My meeting with Mr. Dupuis came about because I wanted to have a discussion about what came to fruition the last time around he was here promoting condos. Basically about painting a luxurious and glorious picture and having something else delivered. That is one of the problems with pre-selling projects. Any of my regular readers know that this is one of my favorite complaints–the difference between what is promised in the real estate world and what is delivered. Basically, as long as there is a third party company promoting and marketing the property, there is no way they can guarantee how the finished product will actually be completed or operate. It is a convenient arrangement. (“We never said that.”) Especially when the polished sales strategy is very effective at handling objections. And especially when those polished salesman have already been fronted the commissions so they can survive. There’s nothing like well-trained and highly motivated sales people.

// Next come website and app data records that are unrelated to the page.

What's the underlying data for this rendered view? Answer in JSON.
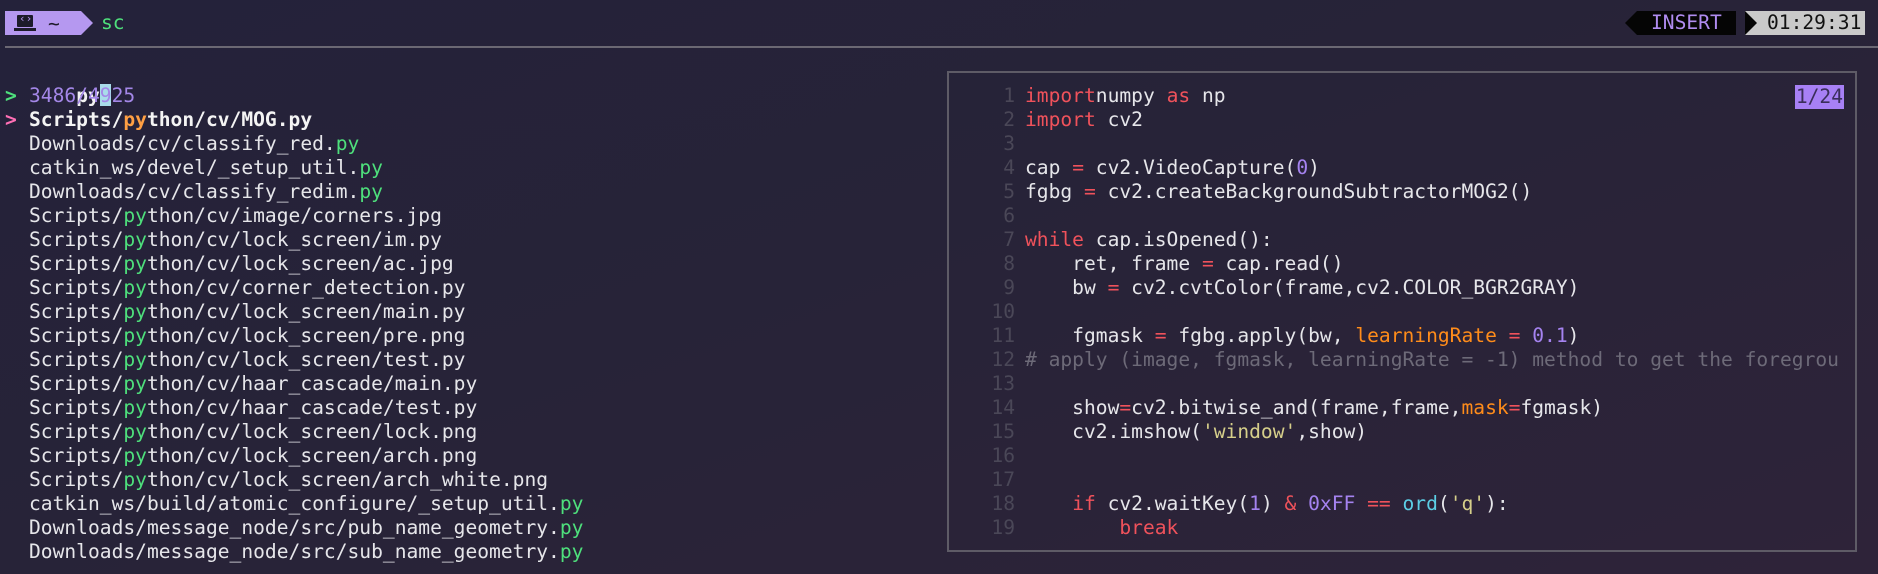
{
  "topbar": {
    "directory": "~",
    "command": "sc",
    "mode": "INSERT",
    "clock": "01:29:31",
    "icon": "laptop-code-icon"
  },
  "finder": {
    "prompt_marker": ">",
    "query": "py",
    "count": "3486/4925",
    "selected_marker": ">",
    "results": [
      {
        "pre": "Scripts/",
        "match": "py",
        "post": "thon/cv/MOG.py",
        "selected": true
      },
      {
        "pre": "Downloads/cv/classify_red.",
        "match": "py",
        "post": ""
      },
      {
        "pre": "catkin_ws/devel/_setup_util.",
        "match": "py",
        "post": ""
      },
      {
        "pre": "Downloads/cv/classify_redim.",
        "match": "py",
        "post": ""
      },
      {
        "pre": "Scripts/",
        "match": "py",
        "post": "thon/cv/image/corners.jpg"
      },
      {
        "pre": "Scripts/",
        "match": "py",
        "post": "thon/cv/lock_screen/im.py"
      },
      {
        "pre": "Scripts/",
        "match": "py",
        "post": "thon/cv/lock_screen/ac.jpg"
      },
      {
        "pre": "Scripts/",
        "match": "py",
        "post": "thon/cv/corner_detection.py"
      },
      {
        "pre": "Scripts/",
        "match": "py",
        "post": "thon/cv/lock_screen/main.py"
      },
      {
        "pre": "Scripts/",
        "match": "py",
        "post": "thon/cv/lock_screen/pre.png"
      },
      {
        "pre": "Scripts/",
        "match": "py",
        "post": "thon/cv/lock_screen/test.py"
      },
      {
        "pre": "Scripts/",
        "match": "py",
        "post": "thon/cv/haar_cascade/main.py"
      },
      {
        "pre": "Scripts/",
        "match": "py",
        "post": "thon/cv/haar_cascade/test.py"
      },
      {
        "pre": "Scripts/",
        "match": "py",
        "post": "thon/cv/lock_screen/lock.png"
      },
      {
        "pre": "Scripts/",
        "match": "py",
        "post": "thon/cv/lock_screen/arch.png"
      },
      {
        "pre": "Scripts/",
        "match": "py",
        "post": "thon/cv/lock_screen/arch_white.png"
      },
      {
        "pre": "catkin_ws/build/atomic_configure/_setup_util.",
        "match": "py",
        "post": ""
      },
      {
        "pre": "Downloads/message_node/src/pub_name_geometry.",
        "match": "py",
        "post": ""
      },
      {
        "pre": "Downloads/message_node/src/sub_name_geometry.",
        "match": "py",
        "post": ""
      }
    ]
  },
  "preview": {
    "position": "1/24",
    "lines": [
      {
        "n": "1",
        "t": [
          [
            "kw",
            "import"
          ],
          [
            "",
            "numpy "
          ],
          [
            "kw",
            "as"
          ],
          [
            "",
            " np"
          ]
        ]
      },
      {
        "n": "2",
        "t": [
          [
            "kw",
            "import"
          ],
          [
            "",
            " cv2"
          ]
        ]
      },
      {
        "n": "3",
        "t": []
      },
      {
        "n": "4",
        "t": [
          [
            "",
            "cap "
          ],
          [
            "op",
            "="
          ],
          [
            "",
            " cv2.VideoCapture("
          ],
          [
            "num",
            "0"
          ],
          [
            "",
            ")"
          ]
        ]
      },
      {
        "n": "5",
        "t": [
          [
            "",
            "fgbg "
          ],
          [
            "op",
            "="
          ],
          [
            "",
            " cv2.createBackgroundSubtractorMOG2()"
          ]
        ]
      },
      {
        "n": "6",
        "t": []
      },
      {
        "n": "7",
        "t": [
          [
            "kw",
            "while"
          ],
          [
            "",
            " cap.isOpened():"
          ]
        ]
      },
      {
        "n": "8",
        "t": [
          [
            "",
            "    ret, frame "
          ],
          [
            "op",
            "="
          ],
          [
            "",
            " cap.read()"
          ]
        ]
      },
      {
        "n": "9",
        "t": [
          [
            "",
            "    bw "
          ],
          [
            "op",
            "="
          ],
          [
            "",
            " cv2.cvtColor(frame,cv2.COLOR_BGR2GRAY)"
          ]
        ]
      },
      {
        "n": "10",
        "t": []
      },
      {
        "n": "11",
        "t": [
          [
            "",
            "    fgmask "
          ],
          [
            "op",
            "="
          ],
          [
            "",
            " fgbg.apply(bw, "
          ],
          [
            "arg",
            "learningRate"
          ],
          [
            "",
            " "
          ],
          [
            "op",
            "="
          ],
          [
            "",
            " "
          ],
          [
            "num",
            "0.1"
          ],
          [
            "",
            ")"
          ]
        ]
      },
      {
        "n": "12",
        "t": [
          [
            "cm",
            "# apply (image, fgmask, learningRate = -1) method to get the foregrou"
          ]
        ]
      },
      {
        "n": "13",
        "t": []
      },
      {
        "n": "14",
        "t": [
          [
            "",
            "    show"
          ],
          [
            "op",
            "="
          ],
          [
            "",
            "cv2.bitwise_and(frame,frame,"
          ],
          [
            "arg",
            "mask"
          ],
          [
            "op",
            "="
          ],
          [
            "",
            "fgmask)"
          ]
        ]
      },
      {
        "n": "15",
        "t": [
          [
            "",
            "    cv2.imshow("
          ],
          [
            "str",
            "'window'"
          ],
          [
            "",
            ",show)"
          ]
        ]
      },
      {
        "n": "16",
        "t": []
      },
      {
        "n": "17",
        "t": []
      },
      {
        "n": "18",
        "t": [
          [
            "",
            "    "
          ],
          [
            "kw",
            "if"
          ],
          [
            "",
            " cv2.waitKey("
          ],
          [
            "num",
            "1"
          ],
          [
            "",
            ") "
          ],
          [
            "op",
            "&"
          ],
          [
            "",
            " "
          ],
          [
            "num",
            "0xFF"
          ],
          [
            "",
            " "
          ],
          [
            "op",
            "=="
          ],
          [
            "",
            " "
          ],
          [
            "fn",
            "ord"
          ],
          [
            "",
            "("
          ],
          [
            "str",
            "'q'"
          ],
          [
            "",
            "):"
          ]
        ]
      },
      {
        "n": "19",
        "t": [
          [
            "",
            "        "
          ],
          [
            "kw",
            "break"
          ]
        ]
      }
    ]
  }
}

There are two things I was educated about by Mr. Dupuis; he repeatedly told me “If you want an investment, buy bonds”, and “People buy real estate to expand their social circles”. I’ve thought plenty about these two statements and I’ve come to the conclusion that Tanavista will be perfect for people who want a new circle of friends that they get to see every four weeks. But don’t buy if you think it is going to be an investment. And that brings me back around to the whole fractional ownership subject. Real estate professionals that have been around usually inquire about the exit strategy. Real property (whole ownership) is not always easy to liquidate. Fractionally owned real estate is notorious for being nearly impossible to resale, even at a substantial discount. So the real question remains the re-sale ability of these properties. The old adage “easy to get in, difficult to get out” may apply. Watch the already available re-sales at 80/50 and Tallus for a clue.
I also discussed my perceived gun-shyness of the Mammoth consumers for buying pre-sale, especially after the Intrawest experience. (Oh, I forgot, it’s about expanding social circles.) It may have worked to everyone’s advantage while the market was screaming upward, but what about now. Today, I think the prudent buyers are willing to wait, and pay more, to actually inspect and approve the finished product. Besides, buyers currently have no sense of urgency in the Mammoth condominium market. How can there be a sense of urgency with Tanavista? I also have questions about the financing. I think any buyer can expect a significantly higher interest rate and costs. That’s not likely to be an issue until closing–and that won’t be for a couple of years at least. But wait you’re in the preferred buyer pool, you’re getting the developer’s preferred pricing!
Meeting with Mr. Dupuis is always a treat. I really mean that Pete. I’ve got pages of de-briefing notes from our meeting. I’ll be sharing more of his insights with all of you in the near future.